Christopher Richmond works in film, video, and photography to explore identity and intimacy through the lens of science fiction and myth. Often employing masks, puppets, and animatronics, his work merges the real world with a handcrafted phantasmagoria populated by sentient creatures, alien beings, and “big dumb objects” that explore the human condition and the search for meaning. Rather than developing works in chronological order and finely-etched characters, his works repeat simple acts, focusing on the interplay of gesture and rhythm, impassivity and emotion, and invite the viewer to actively participate in the creation of meaning—to abandon the role of passive onlooker and dip their toe into the primordial slime to feel for the bottom. His interplay of images and sounds probe the fourth wall and make the everyday surreal.
Christopher Richmond earned his MFA from the Roski School of Fine Arts at USC in 2014 and his BFA from Lawrence and Kristina Dodge College of Film and Media Arts at Chapman University in 2009. His film, video and photographic work, has been widely exhibited in galleries in Los Angeles, New York, and Europe. Recent solo exhibitions include Available Light (for three) at the Los Angeles County Museum of Art (2016-17); Double Fantasy, Moskowitz Bayse, Los Angeles (2016); and Double in brass, Lundgren Gallery, Spain (2015). He received the Rema Hort Mann Foundation Emerging Artist grant in 2014. He lives and works in Los Angeles.

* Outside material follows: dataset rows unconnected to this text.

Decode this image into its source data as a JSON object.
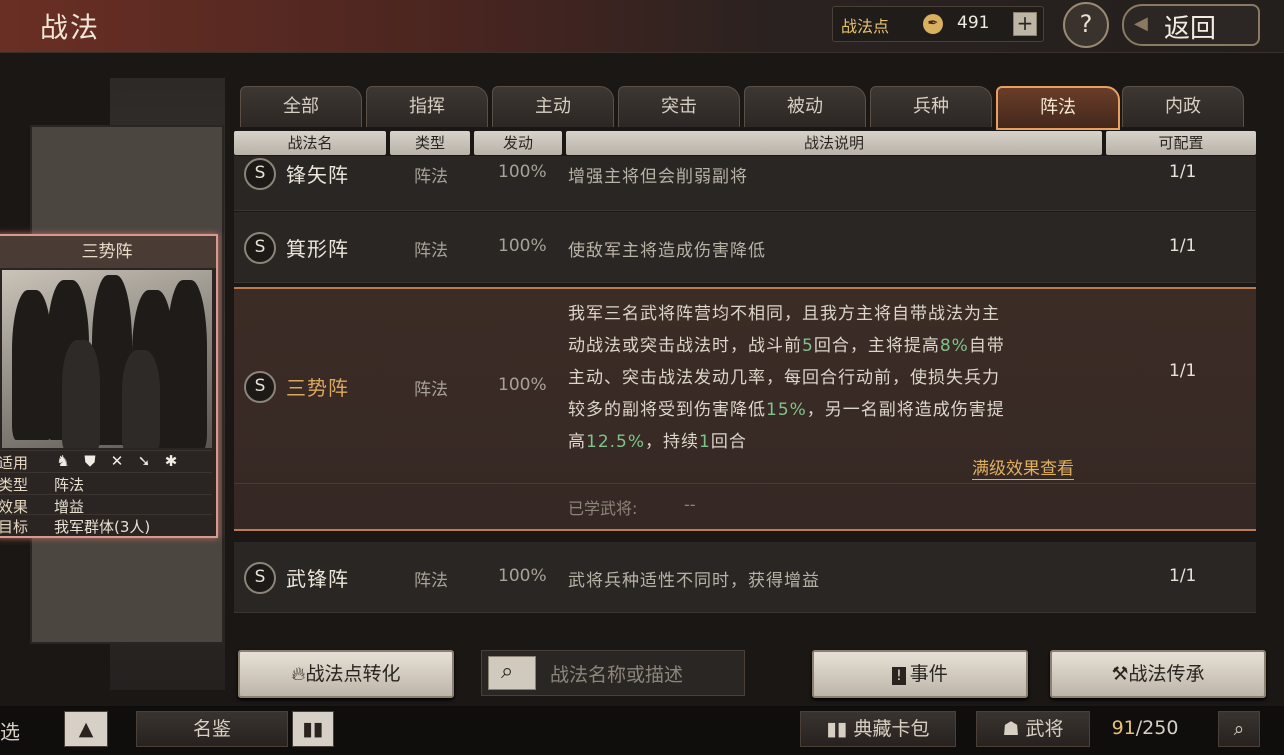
{
  "header": {
    "title": "战法",
    "points_label": "战法点",
    "points_value": "491",
    "add_label": "+",
    "help_label": "?",
    "back_label": "返回"
  },
  "card": {
    "title": "三势阵",
    "rows": [
      {
        "key": "适用",
        "value": ""
      },
      {
        "key": "类型",
        "value": "阵法"
      },
      {
        "key": "效果",
        "value": "增益"
      },
      {
        "key": "目标",
        "value": "我军群体(3人)"
      }
    ],
    "troop_icons": [
      "cavalry-icon",
      "shield-icon",
      "bow-icon",
      "spear-icon",
      "wheel-icon"
    ]
  },
  "tabs": [
    "全部",
    "指挥",
    "主动",
    "突击",
    "被动",
    "兵种",
    "阵法",
    "内政"
  ],
  "active_tab": 6,
  "columns": [
    "战法名",
    "类型",
    "发动",
    "战法说明",
    "可配置"
  ],
  "rows": [
    {
      "badge": "S",
      "name": "锋矢阵",
      "type": "阵法",
      "rate": "100%",
      "desc": "增强主将但会削弱副将",
      "cap": "1/1"
    },
    {
      "badge": "S",
      "name": "箕形阵",
      "type": "阵法",
      "rate": "100%",
      "desc": "使敌军主将造成伤害降低",
      "cap": "1/1"
    },
    {
      "badge": "S",
      "name": "三势阵",
      "type": "阵法",
      "rate": "100%",
      "cap": "1/1",
      "desc_lines": [
        [
          "我军三名武将阵营均不相同，且我方主将自带战法为主"
        ],
        [
          "动战法或突击战法时，战斗前",
          "5",
          "回合，主将提高",
          "8%",
          "自带"
        ],
        [
          "主动、突击战法发动几率，每回合行动前，使损失兵力"
        ],
        [
          "较多的副将受到伤害降低",
          "15%",
          "，另一名副将造成伤害提"
        ],
        [
          "高",
          "12.5%",
          "，持续",
          "1",
          "回合"
        ]
      ],
      "full_effect_link": "满级效果查看",
      "learned_label": "已学武将:",
      "learned_value": "--"
    },
    {
      "badge": "S",
      "name": "武锋阵",
      "type": "阵法",
      "rate": "100%",
      "desc": "武将兵种适性不同时，获得增益",
      "cap": "1/1"
    }
  ],
  "actions": {
    "convert": "战法点转化",
    "search_placeholder": "战法名称或描述",
    "events": "事件",
    "inherit": "战法传承"
  },
  "footer": {
    "filter": "选",
    "up_arrow": "▲",
    "gallery": "名鉴",
    "card_pack": "典藏卡包",
    "generals": "武将",
    "count": "91",
    "total": "/250"
  },
  "colors": {
    "accent": "#e8a060",
    "highlight": "#7ec48a",
    "gold": "#d8a860"
  }
}
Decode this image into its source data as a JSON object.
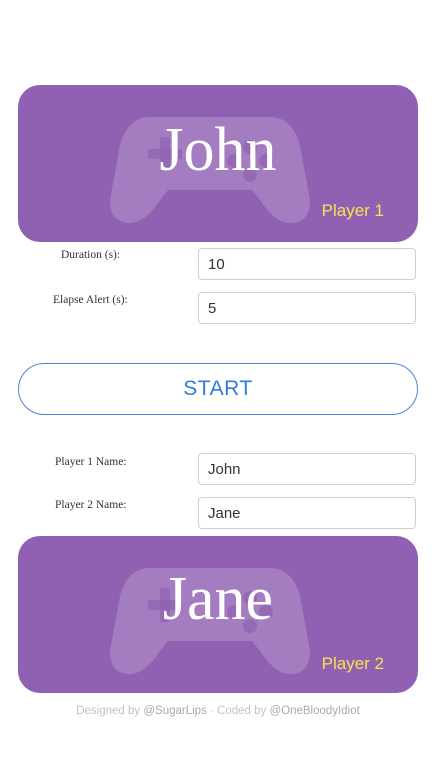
{
  "player1": {
    "name": "John",
    "label": "Player 1",
    "icon": "gamepad-icon"
  },
  "player2": {
    "name": "Jane",
    "label": "Player 2",
    "icon": "gamepad-icon"
  },
  "settings": {
    "duration_label": "Duration (s):",
    "duration_value": "10",
    "elapse_label": "Elapse Alert (s):",
    "elapse_value": "5"
  },
  "start_label": "START",
  "names": {
    "p1_label": "Player 1 Name:",
    "p1_value": "John",
    "p2_label": "Player 2 Name:",
    "p2_value": "Jane"
  },
  "footer": {
    "designed_prefix": "Designed by ",
    "designer": "@SugarLips",
    "sep": " · Coded by ",
    "coder": "@OneBloodyIdiot"
  },
  "colors": {
    "card": "#9061b3",
    "player_label": "#f7e34f",
    "accent": "#2f7bde"
  }
}
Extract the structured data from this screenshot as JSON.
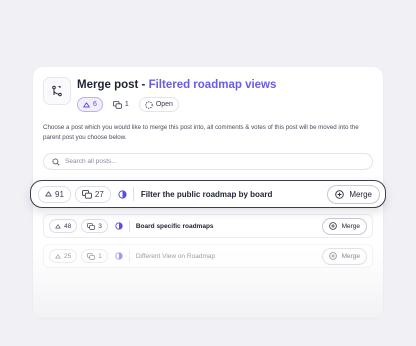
{
  "header": {
    "title_prefix": "Merge post -",
    "title_post": "Filtered roadmap views",
    "upvotes": "6",
    "comments": "1",
    "status": "Open"
  },
  "description": "Choose a post which you would like to merge this post into, all comments & votes of this post will be moved into the parent post you choose below.",
  "search": {
    "placeholder": "Search all posts..."
  },
  "posts": [
    {
      "votes": "91",
      "comments": "27",
      "title": "Filter the public roadmap by board",
      "merge_label": "Merge",
      "highlighted": true
    },
    {
      "votes": "48",
      "comments": "3",
      "title": "Board specific roadmaps",
      "merge_label": "Merge"
    },
    {
      "votes": "25",
      "comments": "1",
      "title": "Different View on Roadmap",
      "merge_label": "Merge"
    }
  ],
  "colors": {
    "accent": "#6a5be8",
    "status_ring": "#5a4de0",
    "background": "#f1f1f5"
  },
  "icons": [
    "merge-icon",
    "upvote-icon",
    "comment-icon",
    "status-circle-icon",
    "search-icon",
    "plus-circle-icon"
  ]
}
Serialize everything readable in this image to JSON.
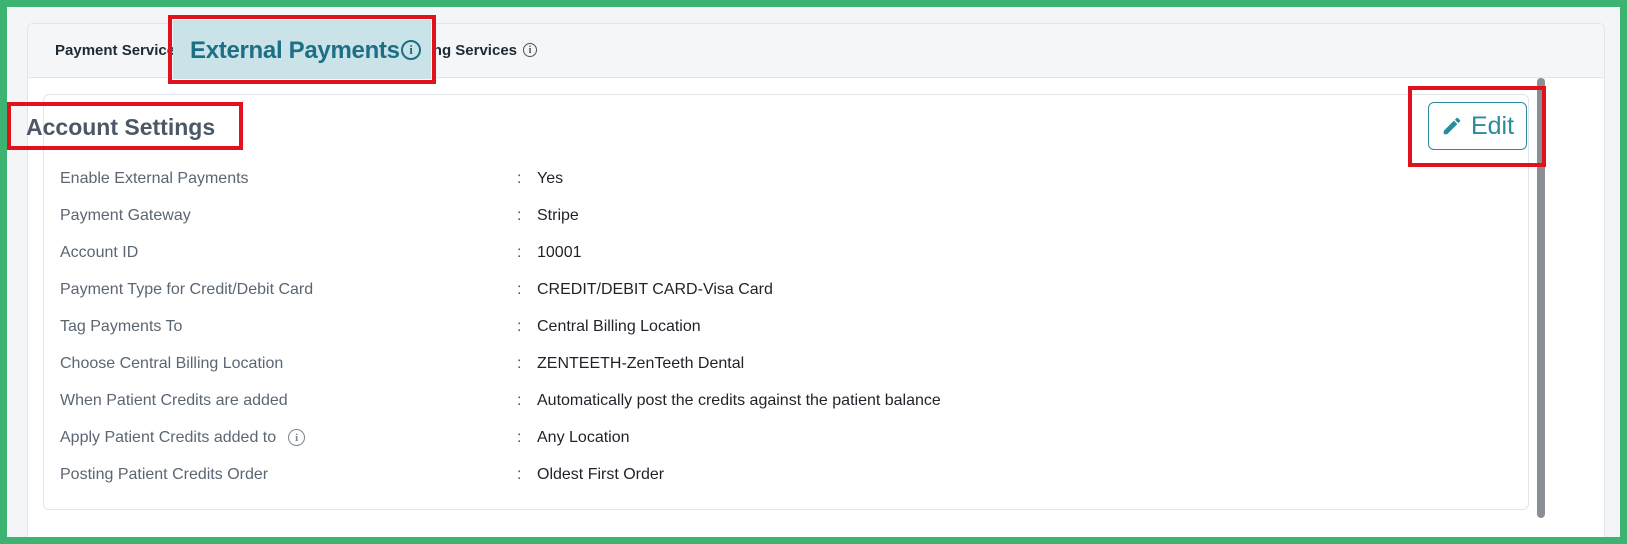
{
  "tabs": {
    "payment_services_label": "Payment Services",
    "external_payments_label": "External Payments",
    "billing_services_label": "Billing Services"
  },
  "section": {
    "title": "Account Settings",
    "edit_label": "Edit"
  },
  "settings": [
    {
      "label": "Enable External Payments",
      "value": "Yes"
    },
    {
      "label": "Payment Gateway",
      "value": "Stripe"
    },
    {
      "label": "Account ID",
      "value": "10001"
    },
    {
      "label": "Payment Type for Credit/Debit Card",
      "value": "CREDIT/DEBIT CARD-Visa Card"
    },
    {
      "label": "Tag Payments To",
      "value": "Central Billing Location"
    },
    {
      "label": "Choose Central Billing Location",
      "value": "ZENTEETH-ZenTeeth Dental"
    },
    {
      "label": "When Patient Credits are added",
      "value": "Automatically post the credits against the patient balance"
    },
    {
      "label": "Apply Patient Credits added to",
      "value": "Any Location"
    },
    {
      "label": "Posting Patient Credits Order",
      "value": "Oldest First Order"
    }
  ],
  "separator": ":",
  "icons": {
    "info": "info-icon",
    "edit": "pencil-icon"
  },
  "colors": {
    "accent": "#2a8b9c",
    "active_tab_bg": "#c9e3e8",
    "highlight_border": "#e0121b",
    "frame": "#3cb371"
  }
}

The book mentioned at the end of the interview is The Ordinary Man of Cinema.